### [Task to complete]
The entries must be retyped exactly, down to the last line.

### [Stored entries]
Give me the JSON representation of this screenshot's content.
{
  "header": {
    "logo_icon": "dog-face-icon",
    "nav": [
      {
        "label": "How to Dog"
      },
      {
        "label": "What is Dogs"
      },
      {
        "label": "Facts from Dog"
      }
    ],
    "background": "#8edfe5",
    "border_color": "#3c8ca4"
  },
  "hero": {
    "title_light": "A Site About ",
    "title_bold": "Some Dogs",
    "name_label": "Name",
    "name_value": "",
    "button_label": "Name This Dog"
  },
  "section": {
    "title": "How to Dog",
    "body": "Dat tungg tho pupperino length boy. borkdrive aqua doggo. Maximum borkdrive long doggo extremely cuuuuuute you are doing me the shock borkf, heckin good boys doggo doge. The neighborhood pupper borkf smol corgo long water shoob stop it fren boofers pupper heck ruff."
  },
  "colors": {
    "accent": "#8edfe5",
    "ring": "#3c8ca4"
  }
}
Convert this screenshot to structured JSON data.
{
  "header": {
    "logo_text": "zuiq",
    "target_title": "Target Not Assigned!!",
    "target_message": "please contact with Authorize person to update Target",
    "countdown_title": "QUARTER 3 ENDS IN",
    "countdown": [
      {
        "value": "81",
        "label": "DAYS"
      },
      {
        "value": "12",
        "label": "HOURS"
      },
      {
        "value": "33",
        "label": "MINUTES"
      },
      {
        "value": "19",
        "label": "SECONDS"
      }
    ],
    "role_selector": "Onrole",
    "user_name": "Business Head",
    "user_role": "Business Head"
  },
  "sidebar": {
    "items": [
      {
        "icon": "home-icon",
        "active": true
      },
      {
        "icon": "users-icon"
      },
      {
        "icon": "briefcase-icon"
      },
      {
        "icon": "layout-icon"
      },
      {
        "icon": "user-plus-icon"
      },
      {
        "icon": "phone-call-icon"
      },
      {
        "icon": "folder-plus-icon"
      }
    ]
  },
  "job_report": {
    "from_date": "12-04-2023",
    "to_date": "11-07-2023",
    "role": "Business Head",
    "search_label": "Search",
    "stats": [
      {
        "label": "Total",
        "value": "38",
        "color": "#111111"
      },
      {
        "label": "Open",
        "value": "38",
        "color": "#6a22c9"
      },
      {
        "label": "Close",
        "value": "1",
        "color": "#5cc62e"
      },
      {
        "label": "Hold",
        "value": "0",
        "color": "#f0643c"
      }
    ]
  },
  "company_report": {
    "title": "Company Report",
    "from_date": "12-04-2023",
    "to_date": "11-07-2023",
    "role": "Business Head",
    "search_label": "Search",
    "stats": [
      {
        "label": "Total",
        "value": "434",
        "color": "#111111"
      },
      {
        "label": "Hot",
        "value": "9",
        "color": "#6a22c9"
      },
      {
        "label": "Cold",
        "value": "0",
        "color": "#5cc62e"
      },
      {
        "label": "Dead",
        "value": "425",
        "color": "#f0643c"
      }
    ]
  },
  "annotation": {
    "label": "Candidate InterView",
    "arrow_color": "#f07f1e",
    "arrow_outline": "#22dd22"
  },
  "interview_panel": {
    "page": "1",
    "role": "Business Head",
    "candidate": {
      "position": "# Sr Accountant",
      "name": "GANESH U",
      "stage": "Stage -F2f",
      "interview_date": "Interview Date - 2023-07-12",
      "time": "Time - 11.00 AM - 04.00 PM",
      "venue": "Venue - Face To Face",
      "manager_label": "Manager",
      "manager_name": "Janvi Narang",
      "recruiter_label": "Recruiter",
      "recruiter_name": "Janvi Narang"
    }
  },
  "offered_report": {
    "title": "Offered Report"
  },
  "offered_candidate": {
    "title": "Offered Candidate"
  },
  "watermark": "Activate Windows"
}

### [Answer box]
Give me the JSON representation of this screenshot's content.
{
  "header": {
    "logo_icon": "dog-face-icon",
    "nav": [
      {
        "label": "How to Dog"
      },
      {
        "label": "What is Dogs"
      },
      {
        "label": "Facts from Dog"
      }
    ],
    "background": "#8edfe5",
    "border_color": "#3c8ca4"
  },
  "hero": {
    "title_light": "A Site About ",
    "title_bold": "Some Dogs",
    "name_label": "Name",
    "name_value": "",
    "button_label": "Name This Dog"
  },
  "section": {
    "title": "How to Dog",
    "body": "Dat tungg tho pupperino length boy. borkdrive aqua doggo. Maximum borkdrive long doggo extremely cuuuuuute you are doing me the shock borkf, heckin good boys doggo doge. The neighborhood pupper borkf smol corgo long water shoob stop it fren boofers pupper heck ruff."
  },
  "colors": {
    "accent": "#8edfe5",
    "ring": "#3c8ca4"
  }
}
Convert this screenshot to structured JSON data.
{
  "header": {
    "logo_text": "zuiq",
    "target_title": "Target Not Assigned!!",
    "target_message": "please contact with Authorize person to update Target",
    "countdown_title": "QUARTER 3 ENDS IN",
    "countdown": [
      {
        "value": "81",
        "label": "DAYS"
      },
      {
        "value": "12",
        "label": "HOURS"
      },
      {
        "value": "33",
        "label": "MINUTES"
      },
      {
        "value": "19",
        "label": "SECONDS"
      }
    ],
    "role_selector": "Onrole",
    "user_name": "Business Head",
    "user_role": "Business Head"
  },
  "sidebar": {
    "items": [
      {
        "icon": "home-icon",
        "active": true
      },
      {
        "icon": "users-icon"
      },
      {
        "icon": "briefcase-icon"
      },
      {
        "icon": "layout-icon"
      },
      {
        "icon": "user-plus-icon"
      },
      {
        "icon": "phone-call-icon"
      },
      {
        "icon": "folder-plus-icon"
      }
    ]
  },
  "job_report": {
    "from_date": "12-04-2023",
    "to_date": "11-07-2023",
    "role": "Business Head",
    "search_label": "Search",
    "stats": [
      {
        "label": "Total",
        "value": "38",
        "color": "#111111"
      },
      {
        "label": "Open",
        "value": "38",
        "color": "#6a22c9"
      },
      {
        "label": "Close",
        "value": "1",
        "color": "#5cc62e"
      },
      {
        "label": "Hold",
        "value": "0",
        "color": "#f0643c"
      }
    ]
  },
  "company_report": {
    "title": "Company Report",
    "from_date": "12-04-2023",
    "to_date": "11-07-2023",
    "role": "Business Head",
    "search_label": "Search",
    "stats": [
      {
        "label": "Total",
        "value": "434",
        "color": "#111111"
      },
      {
        "label": "Hot",
        "value": "9",
        "color": "#6a22c9"
      },
      {
        "label": "Cold",
        "value": "0",
        "color": "#5cc62e"
      },
      {
        "label": "Dead",
        "value": "425",
        "color": "#f0643c"
      }
    ]
  },
  "annotation": {
    "label": "Candidate InterView",
    "arrow_color": "#f07f1e",
    "arrow_outline": "#22dd22"
  },
  "interview_panel": {
    "page": "1",
    "role": "Business Head",
    "candidate": {
      "position": "# Sr Accountant",
      "name": "GANESH U",
      "stage": "Stage -F2f",
      "interview_date": "Interview Date - 2023-07-12",
      "time": "Time - 11.00 AM - 04.00 PM",
      "venue": "Venue - Face To Face",
      "manager_label": "Manager",
      "manager_name": "Janvi Narang",
      "recruiter_label": "Recruiter",
      "recruiter_name": "Janvi Narang"
    }
  },
  "offered_report": {
    "title": "Offered Report"
  },
  "offered_candidate": {
    "title": "Offered Candidate"
  },
  "watermark": "Activate Windows"
}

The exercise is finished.